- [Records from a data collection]
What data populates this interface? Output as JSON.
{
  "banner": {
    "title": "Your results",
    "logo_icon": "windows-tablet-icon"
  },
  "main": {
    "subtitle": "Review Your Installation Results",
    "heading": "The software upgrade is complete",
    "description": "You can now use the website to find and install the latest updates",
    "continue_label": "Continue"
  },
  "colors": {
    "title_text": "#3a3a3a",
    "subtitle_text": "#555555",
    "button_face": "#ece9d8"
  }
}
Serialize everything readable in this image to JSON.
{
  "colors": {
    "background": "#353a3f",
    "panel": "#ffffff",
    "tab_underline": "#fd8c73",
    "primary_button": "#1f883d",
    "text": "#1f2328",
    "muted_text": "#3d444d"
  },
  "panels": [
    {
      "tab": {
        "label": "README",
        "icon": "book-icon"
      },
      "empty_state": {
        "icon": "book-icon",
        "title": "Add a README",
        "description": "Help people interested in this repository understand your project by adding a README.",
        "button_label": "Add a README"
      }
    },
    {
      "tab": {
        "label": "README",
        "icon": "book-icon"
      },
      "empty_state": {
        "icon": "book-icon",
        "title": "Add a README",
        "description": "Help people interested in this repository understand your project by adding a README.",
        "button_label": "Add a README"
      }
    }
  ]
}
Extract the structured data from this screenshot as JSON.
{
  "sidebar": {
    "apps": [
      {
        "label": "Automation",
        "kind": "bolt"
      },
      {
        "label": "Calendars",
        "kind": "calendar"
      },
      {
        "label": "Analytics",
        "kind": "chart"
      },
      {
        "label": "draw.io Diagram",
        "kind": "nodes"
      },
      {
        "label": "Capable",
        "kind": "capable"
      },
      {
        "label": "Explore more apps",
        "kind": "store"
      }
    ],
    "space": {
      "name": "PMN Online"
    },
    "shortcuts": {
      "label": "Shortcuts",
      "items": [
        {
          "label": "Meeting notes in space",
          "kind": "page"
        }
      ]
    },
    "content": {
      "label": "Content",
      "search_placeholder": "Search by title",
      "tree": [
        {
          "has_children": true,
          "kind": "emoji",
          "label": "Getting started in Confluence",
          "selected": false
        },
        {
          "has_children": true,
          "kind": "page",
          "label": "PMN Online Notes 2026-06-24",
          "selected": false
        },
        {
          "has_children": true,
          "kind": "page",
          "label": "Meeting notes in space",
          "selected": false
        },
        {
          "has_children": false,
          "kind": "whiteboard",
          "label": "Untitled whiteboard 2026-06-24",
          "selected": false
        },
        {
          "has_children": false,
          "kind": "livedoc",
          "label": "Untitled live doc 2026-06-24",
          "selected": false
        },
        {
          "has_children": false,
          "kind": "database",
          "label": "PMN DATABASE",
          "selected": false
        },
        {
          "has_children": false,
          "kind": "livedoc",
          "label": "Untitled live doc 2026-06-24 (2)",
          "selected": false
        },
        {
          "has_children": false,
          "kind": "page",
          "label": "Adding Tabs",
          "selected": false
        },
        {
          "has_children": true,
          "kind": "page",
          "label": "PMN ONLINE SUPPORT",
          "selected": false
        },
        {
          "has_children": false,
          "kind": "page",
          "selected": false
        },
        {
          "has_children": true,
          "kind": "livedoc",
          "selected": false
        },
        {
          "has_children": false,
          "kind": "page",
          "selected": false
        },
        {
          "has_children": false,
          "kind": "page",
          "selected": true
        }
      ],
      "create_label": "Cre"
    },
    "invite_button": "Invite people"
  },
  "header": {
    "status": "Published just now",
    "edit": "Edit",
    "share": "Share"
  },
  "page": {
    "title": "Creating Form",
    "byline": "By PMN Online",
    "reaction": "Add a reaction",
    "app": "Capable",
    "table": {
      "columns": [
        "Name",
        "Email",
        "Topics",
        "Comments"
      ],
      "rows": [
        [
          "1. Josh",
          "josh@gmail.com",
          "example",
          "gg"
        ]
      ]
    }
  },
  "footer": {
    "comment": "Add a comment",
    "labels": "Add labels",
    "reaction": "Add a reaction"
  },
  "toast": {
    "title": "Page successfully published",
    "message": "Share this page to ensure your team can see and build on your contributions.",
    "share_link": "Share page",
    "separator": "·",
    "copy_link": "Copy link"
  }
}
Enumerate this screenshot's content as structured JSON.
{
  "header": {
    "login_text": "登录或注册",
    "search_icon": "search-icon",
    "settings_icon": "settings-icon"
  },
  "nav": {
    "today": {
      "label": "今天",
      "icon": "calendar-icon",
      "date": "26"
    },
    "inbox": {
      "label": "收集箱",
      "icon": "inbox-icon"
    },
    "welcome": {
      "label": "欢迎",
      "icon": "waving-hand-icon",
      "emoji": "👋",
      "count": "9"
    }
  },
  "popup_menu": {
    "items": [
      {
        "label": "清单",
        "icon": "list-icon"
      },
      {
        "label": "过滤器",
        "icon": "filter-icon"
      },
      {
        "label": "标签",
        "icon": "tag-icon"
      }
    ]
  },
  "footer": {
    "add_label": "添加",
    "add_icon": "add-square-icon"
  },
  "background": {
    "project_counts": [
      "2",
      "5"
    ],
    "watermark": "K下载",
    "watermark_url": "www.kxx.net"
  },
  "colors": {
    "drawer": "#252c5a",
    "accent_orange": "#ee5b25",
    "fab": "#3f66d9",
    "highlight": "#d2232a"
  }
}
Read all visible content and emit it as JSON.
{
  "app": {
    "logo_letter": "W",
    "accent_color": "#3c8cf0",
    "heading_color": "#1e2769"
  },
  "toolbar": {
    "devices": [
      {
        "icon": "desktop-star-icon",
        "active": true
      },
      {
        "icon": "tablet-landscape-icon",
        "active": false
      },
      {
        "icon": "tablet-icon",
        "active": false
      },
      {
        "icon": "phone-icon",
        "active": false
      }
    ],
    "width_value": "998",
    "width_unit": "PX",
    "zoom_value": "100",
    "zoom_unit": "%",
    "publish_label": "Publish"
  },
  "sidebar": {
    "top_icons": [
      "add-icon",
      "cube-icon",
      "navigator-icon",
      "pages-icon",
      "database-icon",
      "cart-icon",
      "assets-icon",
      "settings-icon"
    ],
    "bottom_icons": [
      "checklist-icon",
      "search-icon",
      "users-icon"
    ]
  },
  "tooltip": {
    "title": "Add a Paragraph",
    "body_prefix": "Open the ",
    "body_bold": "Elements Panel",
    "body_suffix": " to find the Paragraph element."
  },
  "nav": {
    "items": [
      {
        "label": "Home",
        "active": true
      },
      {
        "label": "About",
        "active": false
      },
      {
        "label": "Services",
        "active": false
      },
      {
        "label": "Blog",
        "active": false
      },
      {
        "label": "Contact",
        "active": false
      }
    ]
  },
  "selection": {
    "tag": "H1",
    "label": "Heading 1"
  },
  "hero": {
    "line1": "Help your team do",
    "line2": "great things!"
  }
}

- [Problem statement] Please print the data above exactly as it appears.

- [Response area]
What data populates this interface? Output as JSON.
{
  "banner": {
    "title": "Your results",
    "logo_icon": "windows-tablet-icon"
  },
  "main": {
    "subtitle": "Review Your Installation Results",
    "heading": "The software upgrade is complete",
    "description": "You can now use the website to find and install the latest updates",
    "continue_label": "Continue"
  },
  "colors": {
    "title_text": "#3a3a3a",
    "subtitle_text": "#555555",
    "button_face": "#ece9d8"
  }
}
Serialize everything readable in this image to JSON.
{
  "colors": {
    "background": "#353a3f",
    "panel": "#ffffff",
    "tab_underline": "#fd8c73",
    "primary_button": "#1f883d",
    "text": "#1f2328",
    "muted_text": "#3d444d"
  },
  "panels": [
    {
      "tab": {
        "label": "README",
        "icon": "book-icon"
      },
      "empty_state": {
        "icon": "book-icon",
        "title": "Add a README",
        "description": "Help people interested in this repository understand your project by adding a README.",
        "button_label": "Add a README"
      }
    },
    {
      "tab": {
        "label": "README",
        "icon": "book-icon"
      },
      "empty_state": {
        "icon": "book-icon",
        "title": "Add a README",
        "description": "Help people interested in this repository understand your project by adding a README.",
        "button_label": "Add a README"
      }
    }
  ]
}
Extract the structured data from this screenshot as JSON.
{
  "sidebar": {
    "apps": [
      {
        "label": "Automation",
        "kind": "bolt"
      },
      {
        "label": "Calendars",
        "kind": "calendar"
      },
      {
        "label": "Analytics",
        "kind": "chart"
      },
      {
        "label": "draw.io Diagram",
        "kind": "nodes"
      },
      {
        "label": "Capable",
        "kind": "capable"
      },
      {
        "label": "Explore more apps",
        "kind": "store"
      }
    ],
    "space": {
      "name": "PMN Online"
    },
    "shortcuts": {
      "label": "Shortcuts",
      "items": [
        {
          "label": "Meeting notes in space",
          "kind": "page"
        }
      ]
    },
    "content": {
      "label": "Content",
      "search_placeholder": "Search by title",
      "tree": [
        {
          "has_children": true,
          "kind": "emoji",
          "label": "Getting started in Confluence",
          "selected": false
        },
        {
          "has_children": true,
          "kind": "page",
          "label": "PMN Online Notes 2026-06-24",
          "selected": false
        },
        {
          "has_children": true,
          "kind": "page",
          "label": "Meeting notes in space",
          "selected": false
        },
        {
          "has_children": false,
          "kind": "whiteboard",
          "label": "Untitled whiteboard 2026-06-24",
          "selected": false
        },
        {
          "has_children": false,
          "kind": "livedoc",
          "label": "Untitled live doc 2026-06-24",
          "selected": false
        },
        {
          "has_children": false,
          "kind": "database",
          "label": "PMN DATABASE",
          "selected": false
        },
        {
          "has_children": false,
          "kind": "livedoc",
          "label": "Untitled live doc 2026-06-24 (2)",
          "selected": false
        },
        {
          "has_children": false,
          "kind": "page",
          "label": "Adding Tabs",
          "selected": false
        },
        {
          "has_children": true,
          "kind": "page",
          "label": "PMN ONLINE SUPPORT",
          "selected": false
        },
        {
          "has_children": false,
          "kind": "page",
          "selected": false
        },
        {
          "has_children": true,
          "kind": "livedoc",
          "selected": false
        },
        {
          "has_children": false,
          "kind": "page",
          "selected": false
        },
        {
          "has_children": false,
          "kind": "page",
          "selected": true
        }
      ],
      "create_label": "Cre"
    },
    "invite_button": "Invite people"
  },
  "header": {
    "status": "Published just now",
    "edit": "Edit",
    "share": "Share"
  },
  "page": {
    "title": "Creating Form",
    "byline": "By PMN Online",
    "reaction": "Add a reaction",
    "app": "Capable",
    "table": {
      "columns": [
        "Name",
        "Email",
        "Topics",
        "Comments"
      ],
      "rows": [
        [
          "1. Josh",
          "josh@gmail.com",
          "example",
          "gg"
        ]
      ]
    }
  },
  "footer": {
    "comment": "Add a comment",
    "labels": "Add labels",
    "reaction": "Add a reaction"
  },
  "toast": {
    "title": "Page successfully published",
    "message": "Share this page to ensure your team can see and build on your contributions.",
    "share_link": "Share page",
    "separator": "·",
    "copy_link": "Copy link"
  }
}
Enumerate this screenshot's content as structured JSON.
{
  "header": {
    "login_text": "登录或注册",
    "search_icon": "search-icon",
    "settings_icon": "settings-icon"
  },
  "nav": {
    "today": {
      "label": "今天",
      "icon": "calendar-icon",
      "date": "26"
    },
    "inbox": {
      "label": "收集箱",
      "icon": "inbox-icon"
    },
    "welcome": {
      "label": "欢迎",
      "icon": "waving-hand-icon",
      "emoji": "👋",
      "count": "9"
    }
  },
  "popup_menu": {
    "items": [
      {
        "label": "清单",
        "icon": "list-icon"
      },
      {
        "label": "过滤器",
        "icon": "filter-icon"
      },
      {
        "label": "标签",
        "icon": "tag-icon"
      }
    ]
  },
  "footer": {
    "add_label": "添加",
    "add_icon": "add-square-icon"
  },
  "background": {
    "project_counts": [
      "2",
      "5"
    ],
    "watermark": "K下载",
    "watermark_url": "www.kxx.net"
  },
  "colors": {
    "drawer": "#252c5a",
    "accent_orange": "#ee5b25",
    "fab": "#3f66d9",
    "highlight": "#d2232a"
  }
}
Read all visible content and emit it as JSON.
{
  "app": {
    "logo_letter": "W",
    "accent_color": "#3c8cf0",
    "heading_color": "#1e2769"
  },
  "toolbar": {
    "devices": [
      {
        "icon": "desktop-star-icon",
        "active": true
      },
      {
        "icon": "tablet-landscape-icon",
        "active": false
      },
      {
        "icon": "tablet-icon",
        "active": false
      },
      {
        "icon": "phone-icon",
        "active": false
      }
    ],
    "width_value": "998",
    "width_unit": "PX",
    "zoom_value": "100",
    "zoom_unit": "%",
    "publish_label": "Publish"
  },
  "sidebar": {
    "top_icons": [
      "add-icon",
      "cube-icon",
      "navigator-icon",
      "pages-icon",
      "database-icon",
      "cart-icon",
      "assets-icon",
      "settings-icon"
    ],
    "bottom_icons": [
      "checklist-icon",
      "search-icon",
      "users-icon"
    ]
  },
  "tooltip": {
    "title": "Add a Paragraph",
    "body_prefix": "Open the ",
    "body_bold": "Elements Panel",
    "body_suffix": " to find the Paragraph element."
  },
  "nav": {
    "items": [
      {
        "label": "Home",
        "active": true
      },
      {
        "label": "About",
        "active": false
      },
      {
        "label": "Services",
        "active": false
      },
      {
        "label": "Blog",
        "active": false
      },
      {
        "label": "Contact",
        "active": false
      }
    ]
  },
  "selection": {
    "tag": "H1",
    "label": "Heading 1"
  },
  "hero": {
    "line1": "Help your team do",
    "line2": "great things!"
  }
}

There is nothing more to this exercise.